Get All Access for $5/mo

More Fast-Food Franchises Go Lean High-calorie fare is so 2010. Fast food takes a lean turn this year. (You want fries with that oatmeal?)

By Adam Tschorn

Opinions expressed by Entrepreneur contributors are their own.

Given the fantastical foodstuffs that made it onto menus in 2010 (KFC's Double Down two-chicken-breast-and-no-bun sandwich, anyone?), it might seem reasonable to assume a new year would bring more of the same. Although most fast-food folks were reluctant (for competitive reasons, natch) to share what delicacies they will be launching for lunch and debuting for dinner in 2011, a check with a couple of the major players reveals that overtly outlandish is so last year. Thanks to provisions in federal healthcare reform set to go into effect early this year, helping the bottom line will be all about watching the waistline.

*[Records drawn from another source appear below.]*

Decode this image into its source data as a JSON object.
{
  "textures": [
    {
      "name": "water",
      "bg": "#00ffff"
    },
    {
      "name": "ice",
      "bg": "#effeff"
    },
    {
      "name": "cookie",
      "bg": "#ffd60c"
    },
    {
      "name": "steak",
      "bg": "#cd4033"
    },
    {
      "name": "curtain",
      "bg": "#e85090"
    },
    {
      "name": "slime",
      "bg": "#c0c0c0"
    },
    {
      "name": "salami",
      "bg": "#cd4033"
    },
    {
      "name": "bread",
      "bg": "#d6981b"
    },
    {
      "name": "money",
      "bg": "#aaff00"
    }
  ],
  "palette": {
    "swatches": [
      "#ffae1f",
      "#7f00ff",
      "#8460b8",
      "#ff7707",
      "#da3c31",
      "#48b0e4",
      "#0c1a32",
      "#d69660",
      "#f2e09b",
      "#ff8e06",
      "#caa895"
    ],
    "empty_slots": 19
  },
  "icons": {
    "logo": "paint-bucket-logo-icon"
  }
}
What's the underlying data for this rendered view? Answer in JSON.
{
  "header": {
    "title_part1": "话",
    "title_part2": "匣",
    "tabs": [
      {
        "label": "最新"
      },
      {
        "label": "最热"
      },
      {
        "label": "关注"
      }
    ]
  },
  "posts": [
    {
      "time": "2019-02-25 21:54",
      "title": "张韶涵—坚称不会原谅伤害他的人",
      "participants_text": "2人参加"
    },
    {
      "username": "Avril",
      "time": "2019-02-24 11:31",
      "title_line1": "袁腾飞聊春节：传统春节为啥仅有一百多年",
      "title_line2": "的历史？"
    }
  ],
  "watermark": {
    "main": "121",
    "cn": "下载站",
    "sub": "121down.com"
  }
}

Feeling the Oats
Because of the new calorie and nutrition labeling requirements included in the legislation, quick-serve restaurants "are probably looking at adding healthier options," says Eric Giandelone, director of food service research for trend forecaster Mintel. Cue the oatmeal, which can now be found from Starbucks (which added it to the menu in 2008) to Tim Hortons across our northern border (which announced in late 2010 that it would start offering Canadians freshly prepared home-style oatmeal). And in the not-too-distant future, it'll be beneath a Golden Arches near you. "It's hard to imagine a breakfast item people would feel better about eating," says Wade Thoma, vice president of menu management of McDonald's USA. And a serving is just 290 calories.

Talking Turkey
Carl's Jr. relishes its reputation for gut-busting burgers. It declined to reveal any specific items in the 2011 product pipeline, but it was testing some comparatively healthful items in some of its Southern California doors: three versions of a turkey burger (a plain burger, a teriyaki turkey burger and a guacamole turkey burger), each of which weighed in at less than 500 calories.

Spice is Nice
Another approach will be to swap fat for flavor. "I see spicy as a big issue [in 2011]," says Jeff Davis, president of food service market research firm Sandelman & Associates.

You don't need to convince John Schaufelberger, Burger King's senior vice president, global product marketing and innovation. "Our consumers love two things in big quantities," he says, "spicy and cheesy." The result? BK's Jalapeño & Cheddar Stuffed Steakhouse burger, due out in early 2011, which puts jalapeño peppers and cheddar cheese inside a beef patty topped with tomatoes, lettuce and creamy, zingy poblano sauce. With 600 calories and 34 grams of fat, it's actually a slightly more healthful alternative to the King's signature Whopper and its 670 calories and 40 grams of fat.

But the era of egregious eats isn't quite finished. Over-the-top offerings like the cheese melt Denny's rolled out last year (four fried mozzarella sticks and melted American cheese grilled between two slices of sourdough bread) will continue coming to market--and disappearing. Based on the new healthcare law, there's an exception for items on menus for 60 days a year or less, says Mintel's Giandelone, and limited-time offers are exempt from new labeling requirements.

Which means you should expect things like the Double Down to cycle through the menu--in double time.

Adam Tschorn covers men's style for the Los Angeles Times.

Want to be an Entrepreneur Leadership Network contributor? Apply now to join.

Editor's Pick


How to Close the Trust Gap Between You and Your Team — 5 Strategies for Leaders

Trust is tanking in your workplace. Here's how to fix it and become the boss your team needs to succeed.


6 Cost-Effective Ways to Acquire Brand Ambassadors

Boost your brand's visibility and credibility with budget-friendly strategies for acquiring brand ambassadors.

Health & Wellness

Get a Year of Unlimited Yoga Class Downloads for Only $23 Through June 17

Regular exercise has been proven to increase energy and focus, both of which are valuable to entrepreneurs and well-known benefits of yoga.

Growing a Business

He Immigrated to the U.S. and Got a Job at McDonald's — Then His Aversion to Being 'Too Comfortable' Led to a Fast-Growing Company That's Hard to Miss

Voyo Popovic launched his moving and storage company in 2018 — and he's been innovating in the industry ever since.

Side Hustle

'The Work Just Fills My Soul': She Turned Her Creative Side Hustle Into a 6-Figure 'Dream' Business

Kayla Valerio, owner of vivid hair salon Haus of Color, transformed her passion into a lucrative venture.

Business Culture

Why Remote Work Policies Are Good For the Environment

Remote work policies are crucial for ESG guidelines. Embracing remote work can positively impact your business and employees.